Her remark reminds me of something Chris told me as we crossed Liberty: “I’ve been doing investigations for 10 years. I have more questions now than I had before.”
According to ghost hunters like Chris and converts like Jacqueline, most hauntings are benign nuisances that, depending on your level of tolerance, can make life either interesting or irritating. The ghostly majority are formerly human spirits that have lingered on this earthly plane to attend some unfinished business or, perhaps, to relive some tragedy with the hope of finding justice at last.
Particularly in the South, there lingers a whole separate category of paranormal activity reserved for the never-human. And according to Tobias McGriff, author of the self-published Savannah Shadows and owner of Blue Orb Tours, these “dark inhabitants from parts unknown”—or “hags”—are bad news.
The term “hag” derives from an ancient phenomenon known as Old Hag Syndrome, characterized similarly by people across cultures and time who complain of a sinister, dark shadow pressing upon their chests. Victims often feel paralyzed by the oppressive weight, foul smells and hissing sounds. They awaken with scratches, bites and other attack marks as if they’ve battled for their lives.
“(The hag) feeds off the unhappiness of people, using negative spiritual energy to prolong manifestation on this plane,” McGriff writes in his book.

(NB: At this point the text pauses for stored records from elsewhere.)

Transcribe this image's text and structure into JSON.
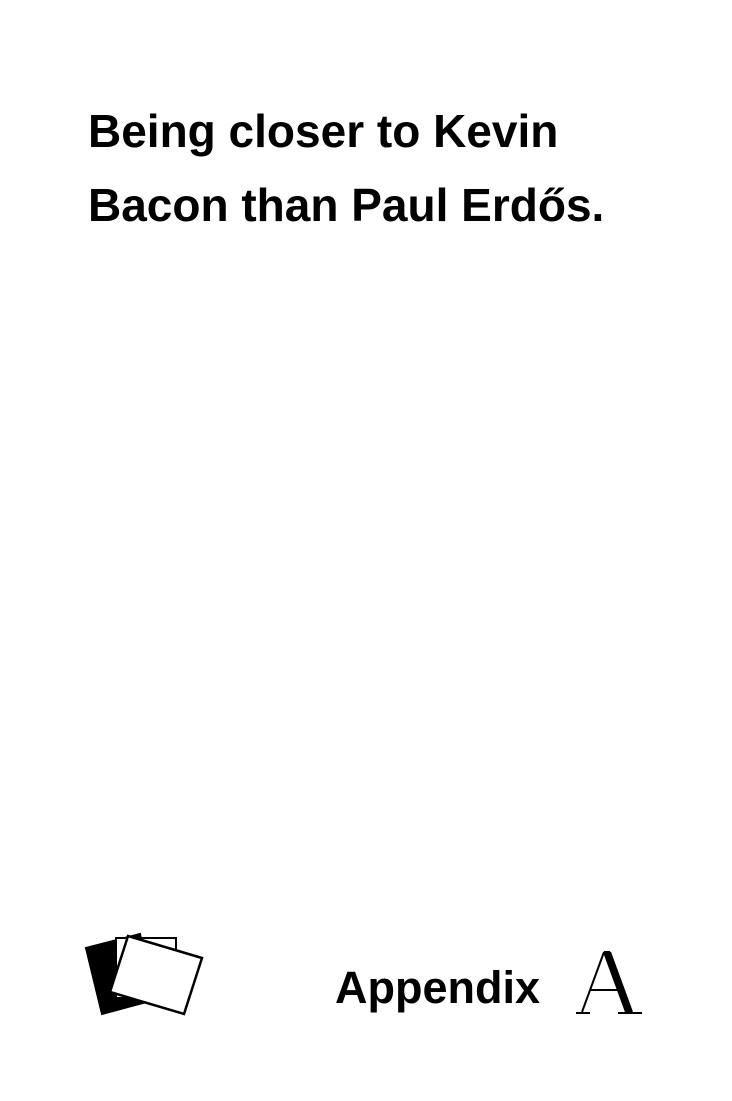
{
  "card": {
    "text": "Being closer to Kevin Bacon than Paul Erdős.",
    "expansion_label": "Appendix",
    "expansion_icon": "double-struck-a-icon",
    "logo_icon": "stacked-cards-icon",
    "colors": {
      "background": "#ffffff",
      "ink": "#000000"
    }
  }
}
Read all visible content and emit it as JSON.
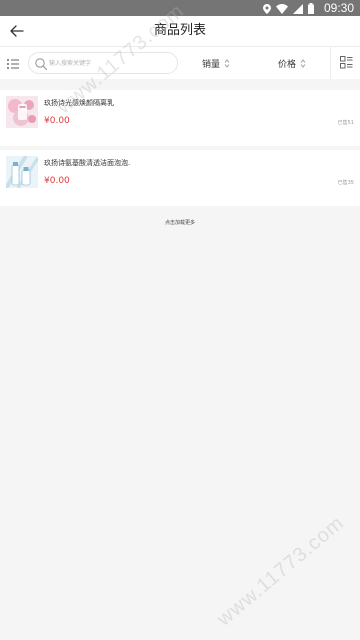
{
  "status_bar": {
    "time": "09:30",
    "icons": [
      "location-icon",
      "wifi-icon",
      "signal-icon",
      "battery-icon"
    ]
  },
  "header": {
    "title": "商品列表",
    "back_icon": "arrow-left-icon"
  },
  "filter_bar": {
    "search_placeholder": "输入搜索关键字",
    "sort_sales_label": "销量",
    "sort_price_label": "价格",
    "list_icon": "list-icon",
    "layout_icon": "grid-layout-icon"
  },
  "products": [
    {
      "name": "玖扬诗光感焕颜隔离乳",
      "price": "¥0.00",
      "sold": "已售51",
      "thumb_icon": "product-image-pink"
    },
    {
      "name": "玖扬诗氨基酸清透洁面泡泡.",
      "price": "¥0.00",
      "sold": "已售35",
      "thumb_icon": "product-image-blue"
    }
  ],
  "load_more": "点击加载更多",
  "watermark_text": "www.11773.com",
  "colors": {
    "price": "#e4393c",
    "status_bar": "#757575",
    "background": "#f5f5f5"
  }
}
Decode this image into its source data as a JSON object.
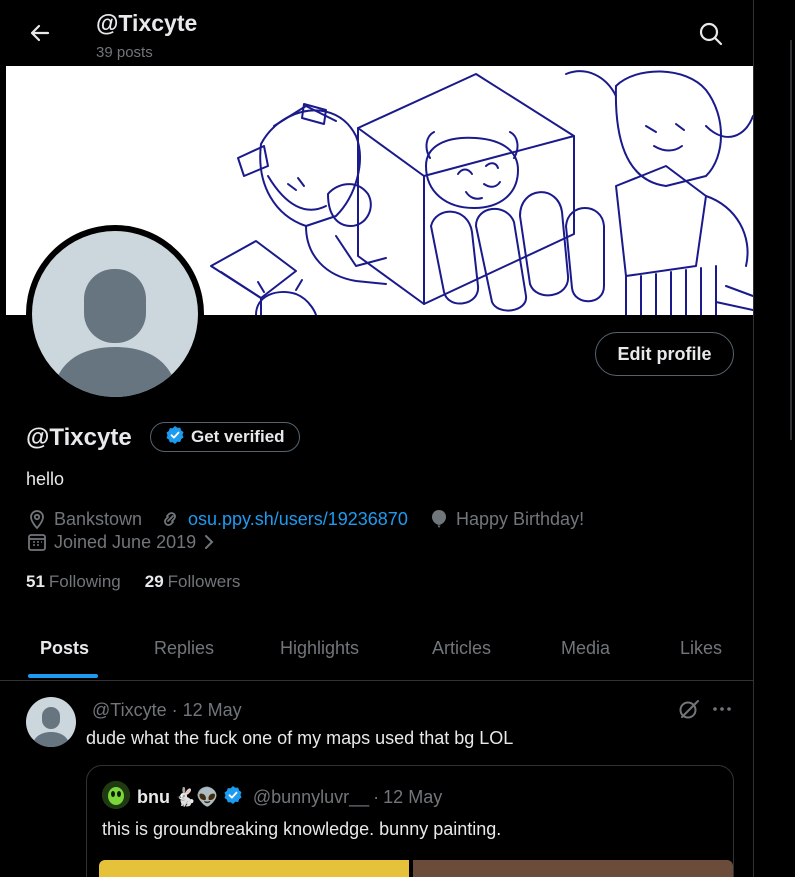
{
  "header": {
    "title": "@Tixcyte",
    "post_count": "39 posts"
  },
  "profile": {
    "display_name": "@Tixcyte",
    "verify_label": "Get verified",
    "edit_label": "Edit profile",
    "bio": "hello",
    "location": "Bankstown",
    "website": "osu.ppy.sh/users/19236870",
    "birthday": "Happy Birthday!",
    "joined": "Joined June 2019",
    "following_count": "51",
    "following_label": "Following",
    "followers_count": "29",
    "followers_label": "Followers"
  },
  "tabs": [
    {
      "label": "Posts",
      "active": true
    },
    {
      "label": "Replies"
    },
    {
      "label": "Highlights"
    },
    {
      "label": "Articles"
    },
    {
      "label": "Media"
    },
    {
      "label": "Likes"
    }
  ],
  "tweet": {
    "author_handle": "@Tixcyte",
    "separator": " · ",
    "date": "12 May",
    "text": "dude what the fuck one of my maps used that bg LOL",
    "quote": {
      "name": "bnu",
      "emoji": "🐇👽",
      "handle": "@bunnyluvr__",
      "date": "12 May",
      "text": "this is groundbreaking knowledge. bunny painting."
    }
  },
  "colors": {
    "accent": "#1d9bf0",
    "muted": "#71767b",
    "text": "#e7e9ea",
    "border": "#2f3336",
    "banner_line": "#1a1a8c"
  },
  "icons": [
    "back-arrow-icon",
    "search-icon",
    "verified-badge-icon",
    "location-pin-icon",
    "link-icon",
    "balloon-icon",
    "calendar-icon",
    "chevron-right-icon",
    "grok-icon",
    "more-icon"
  ]
}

He recounts his own encounters with a hag, and claims that Savannah is “the heart of hag country.”
Science has attempted to explain Old Hag Syndrome as “sleep paralysis,” caused when a person is in a state of deep REM sleep but physically awake—essentially living out his or her nightmares. What science has been unable to explain, however, is how very real hags seem to the people infested by them. All faith traditions have long recognized the presence of demons and other malevolent spirits. And, as recently as 2011, the Vatican put out a call for clergy to attend what the Catholic News Service termed an “exorcist boot camp” for training to fight against the forces of evil.
According to McGriff, the greatest force against the hag is a change in frequency.

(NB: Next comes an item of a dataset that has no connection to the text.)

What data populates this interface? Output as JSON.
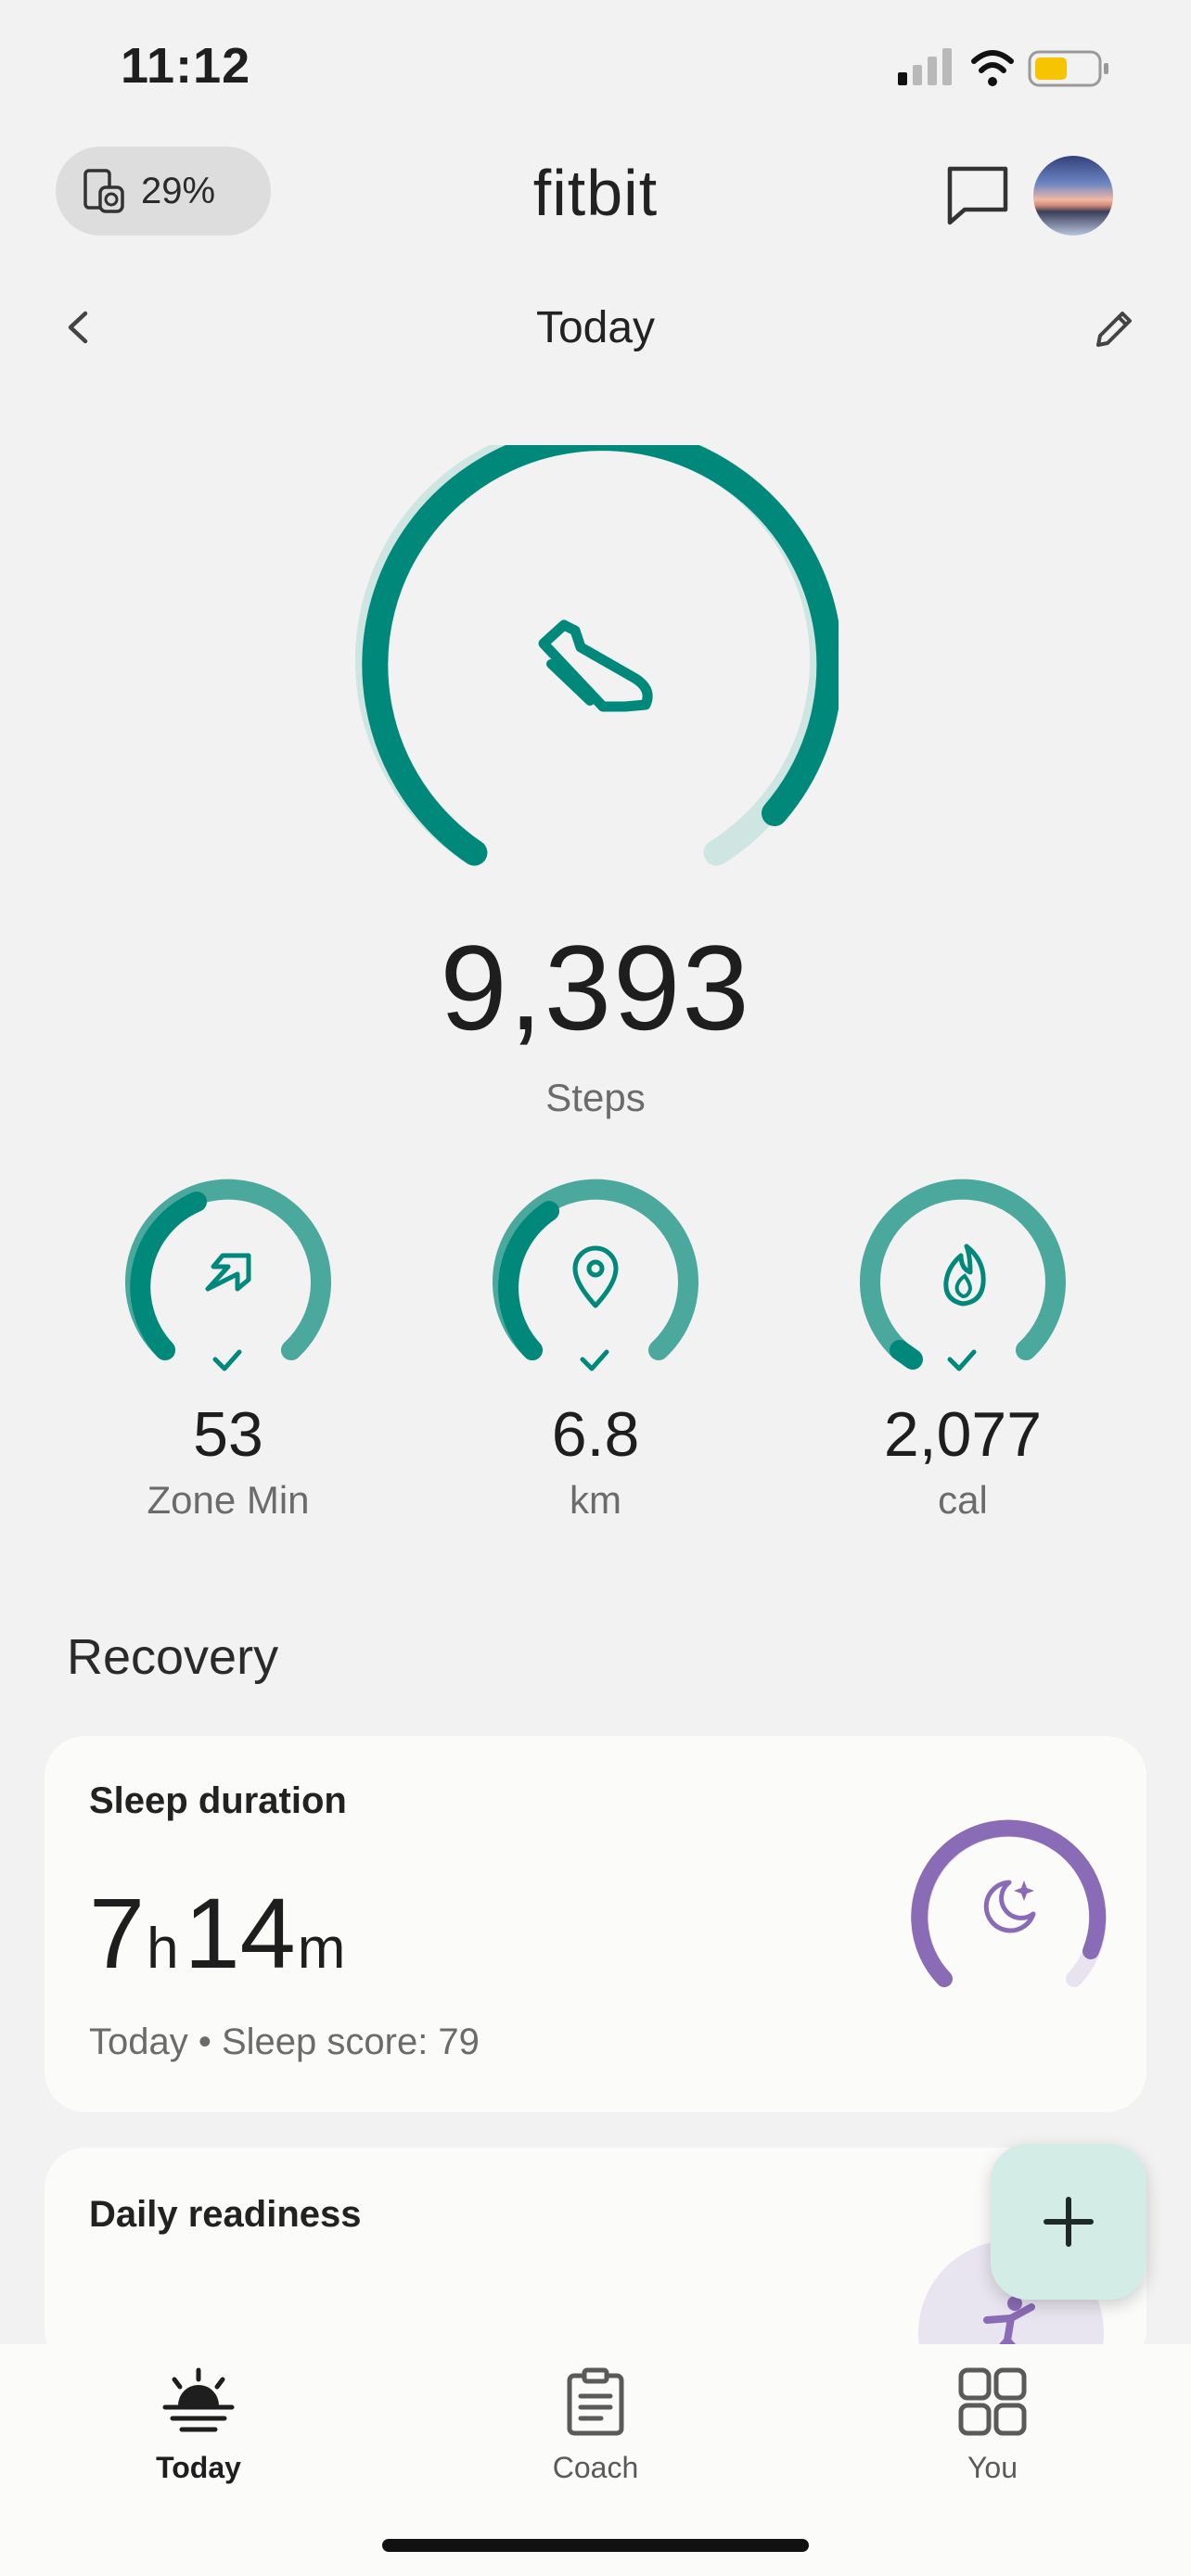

Chris, Brian and I are discussing frequency—or a person’s openness to the paranormal—when Chris reminds us that not all ghost stories are scary or tragic.
Camped on the temporarily covered sidewalk around the Juliet Gordon Low Birthplace, Chris recounts the oft-told story of the Girl Scout founders’ parents and their undying love for one another.
William Washington Gordon II and Nellie Kinzie Gordon “met cute” at Yale University in 1853 when Nellie slid down a banister, crashed into Willie and crushed his new hat. The couple went on to live a long, happy life at the corner of Oglethorpe Avenue and Bull Street. Willie died in 1912, and, according to lore, Nellie followed—quite literally—in 1917.
James Caskey writes in the book Haunted Savannah that the couple’s daughter-in-law, Margaret, saw the deceased Willie, dressed in full Confederate officer’s regalia, coming out of the bedroom where Nellie lay dying. He vanished down the front stairs. When she went to the foyer, the family’s aging butler “was standing at the foot of the stairs, tears streaming down his cheeks.” He had seen Willie in his general’s uniform, too, beaming radiantly—and said that Willie “must have come back to fetch Nellie himself.”
After Chris’s telling, Brian and I look at one another.
“If I go first,” I say, “I’ll come back for you.”
“I’ll do the same,” Brian says.
I like the idea of Brian’s and my life together transcending the here and now as well as the hereafter. Cracks begin to form in my soft shell of ambivalence. I have read that the orbs that appear in photos are nothing to fear. They are often the spirits of loved ones hovering protectively nearby. That may be just a nice thought to explain the inexplicable. But I wonder what our orbs will look like—Brian’s and mine. Ethereal and pale blue? Or brilliant and full of motion?
I am lost in this thought when Chris asks us if we are ready to move on. Beneath a nearly moonless sky, we drift toward our final destination. ■